We are still struggling to get the world back in ties. It isn’t as hard as it was a year ago, two years ago, but the battle is far from over. I got sent articles (plural) yesterday (and thank you) about working denim into your office portfolio. I have done you the service of reprinting my article in its entirety on denim in the office here:
I would make this argument for the pocket square in the face of declining but still prevalent sartorial informality. You don’t have to wear a tie to wear a pocket square. Put in a different light, you might even consider the pocket square a gateway drug to a tie.
Do pocket squares translate in the real world? Can I imagine a 20 something wearing a pocket square to lunch on a Saturday in town? I kind of can. If I had told you 18 years ago that in 9 years it would be cool to dress like a lumberjack to lunch on a Saturday in town you would have laughed. But we all lived through it.
I have been knee deep in True Style (G. Bruce Boyer, 2015) the last few days, so I sought out Mr. Boyer’s thoughts on the pocket square, and found gold. From the book:
“Problem is that one man’s ideas of coordination is another’s view of overplanned contrivance. Psychologically, accessories that are perfectly matched up tend to leave either a distinction contrived, studied impression or the complete opposite: the feeling that the man was dressed by his wife or a salesman. On the former hand, we sense vanity and wasted time before the mirror, on the latter, a childlike inability to cope. Vanity, of course, comes off worse, because it’s the striving that we see. The overly fussy concern that reveals social anxiety, a lack of self-assurance, not knowing who we are or what role we intend to play. These are psychologically deep waters, Watson, and ones any reasonable man will avoid.”

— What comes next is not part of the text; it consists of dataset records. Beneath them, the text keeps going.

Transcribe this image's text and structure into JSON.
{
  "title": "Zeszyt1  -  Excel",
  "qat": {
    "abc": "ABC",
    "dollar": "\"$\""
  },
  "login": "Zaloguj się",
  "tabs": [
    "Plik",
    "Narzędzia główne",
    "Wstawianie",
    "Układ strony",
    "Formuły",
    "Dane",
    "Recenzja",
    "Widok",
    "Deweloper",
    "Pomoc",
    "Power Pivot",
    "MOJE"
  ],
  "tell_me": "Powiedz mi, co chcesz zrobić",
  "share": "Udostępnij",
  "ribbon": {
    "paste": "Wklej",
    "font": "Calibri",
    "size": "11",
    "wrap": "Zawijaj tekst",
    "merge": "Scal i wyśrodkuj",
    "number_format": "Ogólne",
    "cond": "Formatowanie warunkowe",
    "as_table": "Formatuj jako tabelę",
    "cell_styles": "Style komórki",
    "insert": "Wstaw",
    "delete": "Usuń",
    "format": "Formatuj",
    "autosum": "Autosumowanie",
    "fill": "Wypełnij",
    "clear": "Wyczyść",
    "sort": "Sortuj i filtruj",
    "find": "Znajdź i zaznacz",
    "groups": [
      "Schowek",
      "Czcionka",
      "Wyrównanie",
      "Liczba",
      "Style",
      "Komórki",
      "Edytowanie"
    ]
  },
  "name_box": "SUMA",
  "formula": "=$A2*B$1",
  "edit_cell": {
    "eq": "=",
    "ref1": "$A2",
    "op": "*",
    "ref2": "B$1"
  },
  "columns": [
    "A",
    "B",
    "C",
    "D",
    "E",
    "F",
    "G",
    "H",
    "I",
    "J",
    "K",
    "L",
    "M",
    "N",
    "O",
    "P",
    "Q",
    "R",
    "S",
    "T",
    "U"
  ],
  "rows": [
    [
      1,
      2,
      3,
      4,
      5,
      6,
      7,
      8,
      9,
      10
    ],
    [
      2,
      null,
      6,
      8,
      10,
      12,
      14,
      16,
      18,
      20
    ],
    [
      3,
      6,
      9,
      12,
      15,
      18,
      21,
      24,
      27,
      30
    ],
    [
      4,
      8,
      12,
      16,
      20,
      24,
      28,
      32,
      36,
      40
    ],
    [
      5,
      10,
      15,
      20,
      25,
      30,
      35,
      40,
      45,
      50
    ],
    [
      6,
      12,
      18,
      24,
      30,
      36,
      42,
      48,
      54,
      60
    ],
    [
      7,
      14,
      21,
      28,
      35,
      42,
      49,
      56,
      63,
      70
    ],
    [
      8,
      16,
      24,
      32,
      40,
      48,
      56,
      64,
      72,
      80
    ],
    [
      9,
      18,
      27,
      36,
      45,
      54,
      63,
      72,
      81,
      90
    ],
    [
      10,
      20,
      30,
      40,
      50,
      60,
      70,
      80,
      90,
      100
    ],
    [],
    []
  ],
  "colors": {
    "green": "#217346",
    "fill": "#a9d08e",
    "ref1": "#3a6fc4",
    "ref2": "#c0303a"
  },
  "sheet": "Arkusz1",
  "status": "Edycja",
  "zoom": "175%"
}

“Proper business dress in particular should aim for approachable dignity rather than flamboyance.”
Dignity. I knew I came to the right place.
To try this out, I went to in two different directions. First, from designer Kent Wang, the basic white linen pocket square, which you can check out and buy here.
And show in an application here:
I wore this in two ways, first, with a navy suit, as shown. It felt right, not overdone, something I can pull off. No one said anything, but I just felt that much more dressed. I also wore it with a patterned sport coat. That was a mistake. It felt very contrived. In that regard, pocket squares are like first kisses, never a good idea if they feel forced.
The second one I tried was a completely different story. Also from Mr. Wang’s website, you can see it here.
From the site, two applications:
The piece is art. So much so that I struggled with concealing most of it. But then it occurred to me that that is the point of it. The message is tip-of-the-iceberg-if-you-like-what-you-see. And that, folks is a nice message to send. When I wore it, with a gray suit as suggested, I got more than a few compliments. Ok, two were of the I-wish-more-men-dressed-nicely variety, but they still count. One should not dress for compliments. Ever. On the other hand, feedback is how we learn.
How you fold the pocket square is as individual as how you tie your tie, there are a few acceptable choices, and a few unacceptable ones. But the takeaway is this, if you are going to go to the trouble of expressing dignity through what you choose to wear, consider an accessory that is a rounding error compared to everything else you are buying, but serves as an exclamation point you have to squint a little to see.